_What needs to be done:_ Find all the lines in the material below with the word "started", and copy them.

_Information given:_
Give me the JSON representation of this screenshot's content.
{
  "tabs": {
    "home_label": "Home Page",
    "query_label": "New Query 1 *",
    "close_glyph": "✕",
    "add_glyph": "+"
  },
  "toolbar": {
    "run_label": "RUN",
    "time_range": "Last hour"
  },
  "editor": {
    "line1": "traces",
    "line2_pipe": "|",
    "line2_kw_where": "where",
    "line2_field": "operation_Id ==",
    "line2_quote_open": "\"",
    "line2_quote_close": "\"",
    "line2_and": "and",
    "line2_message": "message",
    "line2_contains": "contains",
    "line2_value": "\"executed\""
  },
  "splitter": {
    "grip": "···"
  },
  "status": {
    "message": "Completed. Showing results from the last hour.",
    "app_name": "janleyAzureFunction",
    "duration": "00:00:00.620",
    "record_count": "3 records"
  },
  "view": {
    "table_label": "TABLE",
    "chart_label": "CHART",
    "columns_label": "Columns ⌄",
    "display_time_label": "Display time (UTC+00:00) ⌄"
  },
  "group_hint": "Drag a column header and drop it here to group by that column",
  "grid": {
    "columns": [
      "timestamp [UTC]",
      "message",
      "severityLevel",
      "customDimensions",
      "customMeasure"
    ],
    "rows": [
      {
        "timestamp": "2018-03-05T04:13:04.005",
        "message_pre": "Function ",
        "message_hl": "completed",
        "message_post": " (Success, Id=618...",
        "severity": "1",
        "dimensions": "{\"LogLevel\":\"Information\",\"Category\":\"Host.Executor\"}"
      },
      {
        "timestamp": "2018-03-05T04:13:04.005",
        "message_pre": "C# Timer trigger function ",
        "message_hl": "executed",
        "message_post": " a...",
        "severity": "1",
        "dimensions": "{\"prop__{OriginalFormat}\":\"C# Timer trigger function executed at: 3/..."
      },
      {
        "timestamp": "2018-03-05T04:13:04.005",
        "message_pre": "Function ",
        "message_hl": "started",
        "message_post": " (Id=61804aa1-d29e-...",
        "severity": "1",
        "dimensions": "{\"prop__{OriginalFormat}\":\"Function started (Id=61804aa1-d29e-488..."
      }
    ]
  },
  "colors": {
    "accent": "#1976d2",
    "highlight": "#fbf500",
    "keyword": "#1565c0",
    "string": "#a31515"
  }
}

_Final answer:_
        "message_hl": "started",
        "dimensions": "{\"prop__{OriginalFormat}\":\"Function started (Id=61804aa1-d29e-488..."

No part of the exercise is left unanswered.